• _Problem details_:
Please restate the lines shown below exactly, every one of them.

★ ★ ★

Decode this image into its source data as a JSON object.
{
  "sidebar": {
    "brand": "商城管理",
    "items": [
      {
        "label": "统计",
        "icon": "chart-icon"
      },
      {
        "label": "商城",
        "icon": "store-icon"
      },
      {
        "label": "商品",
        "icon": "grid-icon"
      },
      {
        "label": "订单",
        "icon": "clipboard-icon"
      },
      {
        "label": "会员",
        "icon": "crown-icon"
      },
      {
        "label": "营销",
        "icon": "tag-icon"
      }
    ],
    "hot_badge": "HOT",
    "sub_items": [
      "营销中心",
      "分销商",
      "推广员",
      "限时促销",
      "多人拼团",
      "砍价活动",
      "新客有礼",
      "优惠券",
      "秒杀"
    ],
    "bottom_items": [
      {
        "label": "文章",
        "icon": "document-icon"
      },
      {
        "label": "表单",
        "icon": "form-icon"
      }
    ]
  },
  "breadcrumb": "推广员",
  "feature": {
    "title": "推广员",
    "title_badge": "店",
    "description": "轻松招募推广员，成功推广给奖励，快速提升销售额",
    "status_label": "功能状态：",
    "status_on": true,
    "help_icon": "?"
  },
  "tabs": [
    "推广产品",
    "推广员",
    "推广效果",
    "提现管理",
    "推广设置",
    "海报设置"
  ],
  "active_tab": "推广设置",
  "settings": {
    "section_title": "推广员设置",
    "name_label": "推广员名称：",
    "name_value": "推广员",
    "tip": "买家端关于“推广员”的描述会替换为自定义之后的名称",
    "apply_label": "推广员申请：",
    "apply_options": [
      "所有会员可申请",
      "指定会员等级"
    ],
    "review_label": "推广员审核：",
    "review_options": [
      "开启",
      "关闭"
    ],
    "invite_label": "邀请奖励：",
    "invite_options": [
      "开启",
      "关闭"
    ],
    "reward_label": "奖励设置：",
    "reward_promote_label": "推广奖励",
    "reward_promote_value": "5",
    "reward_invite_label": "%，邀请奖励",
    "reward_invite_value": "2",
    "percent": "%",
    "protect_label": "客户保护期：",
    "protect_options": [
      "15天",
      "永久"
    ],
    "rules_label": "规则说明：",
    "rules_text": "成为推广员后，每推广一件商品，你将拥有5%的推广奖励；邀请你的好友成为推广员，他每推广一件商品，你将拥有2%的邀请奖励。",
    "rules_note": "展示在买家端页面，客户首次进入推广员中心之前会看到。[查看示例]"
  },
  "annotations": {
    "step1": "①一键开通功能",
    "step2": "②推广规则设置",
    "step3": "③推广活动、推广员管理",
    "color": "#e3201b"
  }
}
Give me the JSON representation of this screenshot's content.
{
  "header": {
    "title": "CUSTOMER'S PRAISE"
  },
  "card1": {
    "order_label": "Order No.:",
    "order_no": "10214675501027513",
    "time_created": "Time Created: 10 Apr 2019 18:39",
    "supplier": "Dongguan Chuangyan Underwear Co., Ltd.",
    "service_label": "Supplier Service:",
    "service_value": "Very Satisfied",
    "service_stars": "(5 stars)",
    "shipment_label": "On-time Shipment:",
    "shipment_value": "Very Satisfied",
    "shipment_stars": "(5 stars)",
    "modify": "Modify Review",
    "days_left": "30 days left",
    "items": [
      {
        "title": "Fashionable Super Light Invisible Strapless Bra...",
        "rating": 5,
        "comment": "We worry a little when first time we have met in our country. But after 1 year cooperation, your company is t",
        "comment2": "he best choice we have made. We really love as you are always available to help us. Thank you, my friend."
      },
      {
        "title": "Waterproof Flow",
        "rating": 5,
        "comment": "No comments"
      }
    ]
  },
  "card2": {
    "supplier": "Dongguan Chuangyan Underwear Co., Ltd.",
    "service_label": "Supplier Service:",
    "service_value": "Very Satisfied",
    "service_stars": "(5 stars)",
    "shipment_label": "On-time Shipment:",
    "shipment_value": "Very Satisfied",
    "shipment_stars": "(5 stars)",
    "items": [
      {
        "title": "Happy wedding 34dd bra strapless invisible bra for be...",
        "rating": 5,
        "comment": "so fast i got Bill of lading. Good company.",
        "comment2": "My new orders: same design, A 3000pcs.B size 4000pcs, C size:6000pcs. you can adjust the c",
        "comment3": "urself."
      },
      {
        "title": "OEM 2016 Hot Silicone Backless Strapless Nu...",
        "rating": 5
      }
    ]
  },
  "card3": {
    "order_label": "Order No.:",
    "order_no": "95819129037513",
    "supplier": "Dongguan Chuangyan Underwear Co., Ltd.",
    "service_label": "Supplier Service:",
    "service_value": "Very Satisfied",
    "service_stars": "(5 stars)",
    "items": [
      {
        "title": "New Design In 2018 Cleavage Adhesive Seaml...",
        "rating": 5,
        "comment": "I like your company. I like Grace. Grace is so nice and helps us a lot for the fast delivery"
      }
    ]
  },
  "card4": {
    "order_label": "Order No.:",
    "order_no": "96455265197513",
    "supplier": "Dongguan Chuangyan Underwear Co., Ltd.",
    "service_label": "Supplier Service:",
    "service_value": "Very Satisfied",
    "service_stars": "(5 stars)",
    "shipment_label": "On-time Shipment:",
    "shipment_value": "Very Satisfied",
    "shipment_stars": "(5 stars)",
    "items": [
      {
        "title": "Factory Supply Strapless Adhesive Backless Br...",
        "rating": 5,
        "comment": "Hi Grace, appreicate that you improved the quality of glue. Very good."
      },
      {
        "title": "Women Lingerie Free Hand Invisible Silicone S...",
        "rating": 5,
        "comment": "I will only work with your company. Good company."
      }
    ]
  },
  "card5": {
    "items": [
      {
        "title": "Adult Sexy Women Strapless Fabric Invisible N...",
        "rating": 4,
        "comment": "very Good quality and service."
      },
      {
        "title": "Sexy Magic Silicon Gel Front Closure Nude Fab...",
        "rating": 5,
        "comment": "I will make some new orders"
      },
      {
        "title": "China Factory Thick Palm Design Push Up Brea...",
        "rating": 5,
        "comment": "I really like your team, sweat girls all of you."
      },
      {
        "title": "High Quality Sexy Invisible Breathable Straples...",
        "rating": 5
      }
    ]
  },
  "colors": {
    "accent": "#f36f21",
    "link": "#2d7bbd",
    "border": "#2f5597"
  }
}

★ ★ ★

• _Result of the task_:
Decode this image into its source data as a JSON object.
{
  "sidebar": {
    "brand": "商城管理",
    "items": [
      {
        "label": "统计",
        "icon": "chart-icon"
      },
      {
        "label": "商城",
        "icon": "store-icon"
      },
      {
        "label": "商品",
        "icon": "grid-icon"
      },
      {
        "label": "订单",
        "icon": "clipboard-icon"
      },
      {
        "label": "会员",
        "icon": "crown-icon"
      },
      {
        "label": "营销",
        "icon": "tag-icon"
      }
    ],
    "hot_badge": "HOT",
    "sub_items": [
      "营销中心",
      "分销商",
      "推广员",
      "限时促销",
      "多人拼团",
      "砍价活动",
      "新客有礼",
      "优惠券",
      "秒杀"
    ],
    "bottom_items": [
      {
        "label": "文章",
        "icon": "document-icon"
      },
      {
        "label": "表单",
        "icon": "form-icon"
      }
    ]
  },
  "breadcrumb": "推广员",
  "feature": {
    "title": "推广员",
    "title_badge": "店",
    "description": "轻松招募推广员，成功推广给奖励，快速提升销售额",
    "status_label": "功能状态：",
    "status_on": true,
    "help_icon": "?"
  },
  "tabs": [
    "推广产品",
    "推广员",
    "推广效果",
    "提现管理",
    "推广设置",
    "海报设置"
  ],
  "active_tab": "推广设置",
  "settings": {
    "section_title": "推广员设置",
    "name_label": "推广员名称：",
    "name_value": "推广员",
    "tip": "买家端关于“推广员”的描述会替换为自定义之后的名称",
    "apply_label": "推广员申请：",
    "apply_options": [
      "所有会员可申请",
      "指定会员等级"
    ],
    "review_label": "推广员审核：",
    "review_options": [
      "开启",
      "关闭"
    ],
    "invite_label": "邀请奖励：",
    "invite_options": [
      "开启",
      "关闭"
    ],
    "reward_label": "奖励设置：",
    "reward_promote_label": "推广奖励",
    "reward_promote_value": "5",
    "reward_invite_label": "%，邀请奖励",
    "reward_invite_value": "2",
    "percent": "%",
    "protect_label": "客户保护期：",
    "protect_options": [
      "15天",
      "永久"
    ],
    "rules_label": "规则说明：",
    "rules_text": "成为推广员后，每推广一件商品，你将拥有5%的推广奖励；邀请你的好友成为推广员，他每推广一件商品，你将拥有2%的邀请奖励。",
    "rules_note": "展示在买家端页面，客户首次进入推广员中心之前会看到。[查看示例]"
  },
  "annotations": {
    "step1": "①一键开通功能",
    "step2": "②推广规则设置",
    "step3": "③推广活动、推广员管理",
    "color": "#e3201b"
  }
}
Give me the JSON representation of this screenshot's content.
{
  "header": {
    "title": "CUSTOMER'S PRAISE"
  },
  "card1": {
    "order_label": "Order No.:",
    "order_no": "10214675501027513",
    "time_created": "Time Created: 10 Apr 2019 18:39",
    "supplier": "Dongguan Chuangyan Underwear Co., Ltd.",
    "service_label": "Supplier Service:",
    "service_value": "Very Satisfied",
    "service_stars": "(5 stars)",
    "shipment_label": "On-time Shipment:",
    "shipment_value": "Very Satisfied",
    "shipment_stars": "(5 stars)",
    "modify": "Modify Review",
    "days_left": "30 days left",
    "items": [
      {
        "title": "Fashionable Super Light Invisible Strapless Bra...",
        "rating": 5,
        "comment": "We worry a little when first time we have met in our country. But after 1 year cooperation, your company is t",
        "comment2": "he best choice we have made. We really love as you are always available to help us. Thank you, my friend."
      },
      {
        "title": "Waterproof Flow",
        "rating": 5,
        "comment": "No comments"
      }
    ]
  },
  "card2": {
    "supplier": "Dongguan Chuangyan Underwear Co., Ltd.",
    "service_label": "Supplier Service:",
    "service_value": "Very Satisfied",
    "service_stars": "(5 stars)",
    "shipment_label": "On-time Shipment:",
    "shipment_value": "Very Satisfied",
    "shipment_stars": "(5 stars)",
    "items": [
      {
        "title": "Happy wedding 34dd bra strapless invisible bra for be...",
        "rating": 5,
        "comment": "so fast i got Bill of lading. Good company.",
        "comment2": "My new orders: same design, A 3000pcs.B size 4000pcs, C size:6000pcs. you can adjust the c",
        "comment3": "urself."
      },
      {
        "title": "OEM 2016 Hot Silicone Backless Strapless Nu...",
        "rating": 5
      }
    ]
  },
  "card3": {
    "order_label": "Order No.:",
    "order_no": "95819129037513",
    "supplier": "Dongguan Chuangyan Underwear Co., Ltd.",
    "service_label": "Supplier Service:",
    "service_value": "Very Satisfied",
    "service_stars": "(5 stars)",
    "items": [
      {
        "title": "New Design In 2018 Cleavage Adhesive Seaml...",
        "rating": 5,
        "comment": "I like your company. I like Grace. Grace is so nice and helps us a lot for the fast delivery"
      }
    ]
  },
  "card4": {
    "order_label": "Order No.:",
    "order_no": "96455265197513",
    "supplier": "Dongguan Chuangyan Underwear Co., Ltd.",
    "service_label": "Supplier Service:",
    "service_value": "Very Satisfied",
    "service_stars": "(5 stars)",
    "shipment_label": "On-time Shipment:",
    "shipment_value": "Very Satisfied",
    "shipment_stars": "(5 stars)",
    "items": [
      {
        "title": "Factory Supply Strapless Adhesive Backless Br...",
        "rating": 5,
        "comment": "Hi Grace, appreicate that you improved the quality of glue. Very good."
      },
      {
        "title": "Women Lingerie Free Hand Invisible Silicone S...",
        "rating": 5,
        "comment": "I will only work with your company. Good company."
      }
    ]
  },
  "card5": {
    "items": [
      {
        "title": "Adult Sexy Women Strapless Fabric Invisible N...",
        "rating": 4,
        "comment": "very Good quality and service."
      },
      {
        "title": "Sexy Magic Silicon Gel Front Closure Nude Fab...",
        "rating": 5,
        "comment": "I will make some new orders"
      },
      {
        "title": "China Factory Thick Palm Design Push Up Brea...",
        "rating": 5,
        "comment": "I really like your team, sweat girls all of you."
      },
      {
        "title": "High Quality Sexy Invisible Breathable Straples...",
        "rating": 5
      }
    ]
  },
  "colors": {
    "accent": "#f36f21",
    "link": "#2d7bbd",
    "border": "#2f5597"
  }
}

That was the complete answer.